» Extracted entries
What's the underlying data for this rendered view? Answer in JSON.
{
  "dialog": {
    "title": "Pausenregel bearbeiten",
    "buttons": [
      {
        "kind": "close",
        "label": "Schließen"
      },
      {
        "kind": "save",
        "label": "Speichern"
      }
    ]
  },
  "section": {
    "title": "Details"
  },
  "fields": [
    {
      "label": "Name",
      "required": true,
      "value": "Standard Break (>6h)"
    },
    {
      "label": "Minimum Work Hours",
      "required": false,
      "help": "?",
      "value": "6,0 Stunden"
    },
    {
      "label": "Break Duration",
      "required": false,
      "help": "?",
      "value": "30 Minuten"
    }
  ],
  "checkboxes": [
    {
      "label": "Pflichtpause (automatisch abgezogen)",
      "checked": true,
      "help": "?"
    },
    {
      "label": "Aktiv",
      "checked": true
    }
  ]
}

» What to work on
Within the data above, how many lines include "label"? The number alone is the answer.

» Task response
7